Creating a Fantasy Card Game – The Mechanics of Firelight

Firelight is a fantasy card game which puts the power of dynamic storytelling in your hands. Players cooperate to tell improvised, movie-length stories set in a shared fantasy universe.

The driving philosophy of Firelight during development has been to create a simple tabletop RPG, one which allows for freedom of improvisation but does away with hours of character creation, story planning, and number counting. The question during the prototyping phase, then, became one of balancing player freedom against the inherent restrictions of a simple design.

Streamlining Tabletop Games

Firelight may put a new spin on tabletop gaming conventions, but the ‘eureka’ moment during development was actually inspired by video games like The Witcher 3 and Skyrim.

These games take place in what is commonly called a “sandbox” – A large, open world complete with preset locations, characters, and objectives, which players are free to interact with in any way they wish. While the structure of these sandboxes is largely predetermined, the millions of variances in player interactions means that no two experiences will ever be the same.

Firelight is a game of many different sandboxes.


In the game box, there will be 20 different “Quest” cards, each of which comes with its own set of locations, characters, and objectives. Just as most theater utilizes a five Act structure, each Quest has five objectives which, when finished, will form a complete and satisfying story.

Firelight's Quests will take players through multiple storylines, all taking place within the same fantasy world

Firelight's Quests will take players through multiple storylines, all taking place within the same fantasy world

One player, taking the role of the Game Master, is free to exercise complete creative control over the moment-to-moment details of those objectives. A Quest involving a bank heist, for example, can change drastically depending on the structure and security of the bank, and the types of characters inside of the building when players begin their heist. Perhaps one Game Master will choose to introduce a cast of side characters, while another might prefer telling a pared-down story focusing only on a few key players. There’s even room for variance in tone – One might choose to create a madcap adventure in the vein of Ocean’s Eleven, while another might prefer a gritty robbery styled after Heat.

Thanks to this combination of structure and interpretation, there are infinite variations on each of the 20 Quests included with the game.


Game Masters aren’t the only ones who have influence over the story. Up to three other players can take the role of Adventurers – basically, the stars of the Quest. In a normal tabletop role-playing game, there is often an hour or more of character creation involved. In Firelight, this process is streamlined to about five minutes.

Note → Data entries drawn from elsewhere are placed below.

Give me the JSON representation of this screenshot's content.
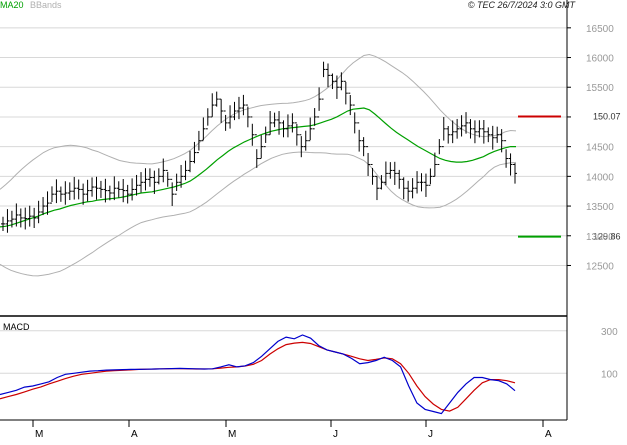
{
  "header": {
    "legend_ma": "MA20",
    "legend_bb": "BBands",
    "copyright": "© TEC 26/7/2024 3:0 GMT"
  },
  "colors": {
    "price_bars": "#000000",
    "ma20": "#00a000",
    "bbands": "#b0b0b0",
    "resistance": "#cc0000",
    "support": "#00a000",
    "macd": "#0000cc",
    "signal": "#cc0000",
    "grid": "#d8d8d8"
  },
  "chart_data": [
    {
      "type": "bar",
      "name": "price",
      "ylim": [
        11700,
        16800
      ],
      "yticks": [
        12500,
        13000,
        13500,
        14000,
        14500,
        15000,
        15500,
        16000,
        16500
      ],
      "ytick_labels": [
        "12500",
        "13000",
        "13500",
        "14000",
        "14500",
        "",
        "15500",
        "16000",
        "16500"
      ],
      "xticks": [
        "M",
        "A",
        "M",
        "J",
        "J",
        "A"
      ],
      "legend": [
        "MA20",
        "BBands"
      ],
      "levels": [
        {
          "label": "150.07",
          "value": 15007,
          "color": "#cc0000"
        },
        {
          "label": "129.86",
          "value": 12986,
          "color": "#00a000"
        }
      ],
      "series": [
        {
          "name": "price",
          "values": [
            13200,
            13250,
            13280,
            13350,
            13300,
            13290,
            13330,
            13300,
            13400,
            13500,
            13550,
            13700,
            13750,
            13700,
            13720,
            13750,
            13800,
            13780,
            13700,
            13760,
            13820,
            13800,
            13780,
            13760,
            13720,
            13800,
            13780,
            13760,
            13700,
            13780,
            13850,
            13900,
            13950,
            13980,
            13900,
            14000,
            14100,
            13950,
            13700,
            13900,
            14000,
            14100,
            14250,
            14400,
            14600,
            14800,
            15000,
            15200,
            15300,
            15100,
            14900,
            15000,
            15100,
            15150,
            15200,
            15000,
            14700,
            14300,
            14500,
            14700,
            14900,
            14950,
            14900,
            14800,
            14850,
            14900,
            14700,
            14500,
            14600,
            14800,
            15000,
            15300,
            15800,
            15700,
            15600,
            15500,
            15600,
            15400,
            15200,
            14900,
            14600,
            14500,
            14200,
            14000,
            13800,
            13900,
            14050,
            14100,
            14050,
            13950,
            13800,
            13750,
            13800,
            13900,
            13900,
            13850,
            14000,
            14200,
            14500,
            14800,
            14700,
            14750,
            14800,
            14850,
            14900,
            14800,
            14750,
            14800,
            14750,
            14700,
            14650,
            14700,
            14600,
            14300,
            14200,
            14050
          ]
        },
        {
          "name": "MA20",
          "values": [
            13150,
            13160,
            13180,
            13210,
            13240,
            13270,
            13300,
            13330,
            13370,
            13400,
            13430,
            13450,
            13480,
            13510,
            13530,
            13550,
            13570,
            13580,
            13600,
            13610,
            13620,
            13630,
            13640,
            13660,
            13680,
            13700,
            13720,
            13730,
            13740,
            13760,
            13780,
            13800,
            13820,
            13850,
            13880,
            13920,
            13980,
            14050,
            14120,
            14200,
            14280,
            14350,
            14420,
            14480,
            14530,
            14580,
            14620,
            14660,
            14700,
            14730,
            14760,
            14780,
            14800,
            14810,
            14820,
            14830,
            14840,
            14850,
            14870,
            14900,
            14930,
            14960,
            15000,
            15050,
            15100,
            15130,
            15140,
            15150,
            15120,
            15050,
            14970,
            14890,
            14810,
            14740,
            14680,
            14620,
            14560,
            14500,
            14450,
            14400,
            14350,
            14300,
            14270,
            14250,
            14240,
            14240,
            14250,
            14270,
            14300,
            14330,
            14380,
            14420,
            14450,
            14480,
            14500,
            14500
          ]
        }
      ]
    },
    {
      "type": "line",
      "name": "MACD",
      "ylim": [
        -120,
        360
      ],
      "yticks": [
        100,
        300
      ],
      "ytick_labels": [
        "100",
        "300"
      ],
      "legend": [
        "MACD"
      ],
      "series": [
        {
          "name": "MACD",
          "values": [
            0,
            10,
            20,
            35,
            40,
            50,
            60,
            80,
            95,
            100,
            105,
            110,
            112,
            115,
            116,
            117,
            118,
            118,
            119,
            120,
            121,
            122,
            123,
            122,
            121,
            120,
            121,
            130,
            140,
            130,
            135,
            150,
            180,
            215,
            250,
            270,
            262,
            280,
            265,
            230,
            210,
            200,
            190,
            170,
            145,
            150,
            160,
            175,
            160,
            130,
            40,
            -40,
            -70,
            -80,
            -90,
            -40,
            10,
            50,
            80,
            80,
            70,
            65,
            50,
            18
          ]
        },
        {
          "name": "signal",
          "values": [
            -20,
            -10,
            0,
            12,
            25,
            36,
            50,
            62,
            75,
            86,
            95,
            100,
            105,
            110,
            112,
            114,
            116,
            118,
            119,
            120,
            121,
            122,
            122,
            121,
            120,
            120,
            121,
            124,
            128,
            130,
            134,
            142,
            160,
            190,
            215,
            235,
            242,
            245,
            240,
            225,
            210,
            200,
            190,
            180,
            168,
            160,
            165,
            172,
            168,
            145,
            100,
            40,
            -10,
            -45,
            -70,
            -78,
            -60,
            -20,
            20,
            55,
            70,
            70,
            65,
            55
          ]
        }
      ]
    }
  ]
}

 A Dungeons and Dragons character sheet as provided by Wizards of the Coast. Firelight streamlines this information into a few cards

 A Dungeons and Dragons character sheet as provided by Wizards of the Coast. Firelight streamlines this information into a few cards

First, each player chooses an Adventurer card from the pile. There are eight Adventurers total, and each facilitates a unique play style. The Warrior focuses on brute strength, the Thief on stealth, the Trickster on persuasion, and so on. Each Adventurer has preset statistics which determine their proficiencies, so there’s no need to spend an hour balancing and re-balancing your character’s stat sheet. Adventurers also come equipped with three unique Abilities which enhance and complement their proficiencies.

The second and final step of creating your Adventurer is to develop his or her Personality profile. This is done by drawing five Personality cards from the deck. Players choose their favorite Personality traits – from “kleptomaniac” to “cult leader” to “werewolf” – and build their character’s profile around them.

During play, Adventurers act based on their chosen Personality elements, giving even more variance to how each Quest plays out.

Treasures & Enemies

The final two types of cards are Treasures and Enemies.

Treasures represent the different types of items that players can utilize during their Quest. From glass decanters which unleash raging storms when uncorked, to angelic swords that sap health from enemies, Treasures provide even more ways for Adventurers to interact with their environment. Each Adventurer draws one Treasure card at random upon beginning a Quest, and more can be awarded throughout the game.

One great way to find Treasure is by defeating Enemies. Each Quest has certain Enemy types associated with it, but Adventurers can encounter any Enemy type in any Quest, as per the Game Master’s discretion. Each Enemy has their own unique attack and defense characteristics, as well as a unique ability. Damage dealt and incurred during battle is handled via a simple series of dice rolls – There are no huge numbers to add up, and no lengthy combat encounters which interrupt the pace of the story.

Bringing it all Together

Quests, Adventurers, Personalities, Treasures, and Enemies come together to streamline the traditional role-playing process. With many of the more tedious elements of role-playing reduced to simple, player-driven choices, the freedom and fun of improvisation is left to shine on its own merits.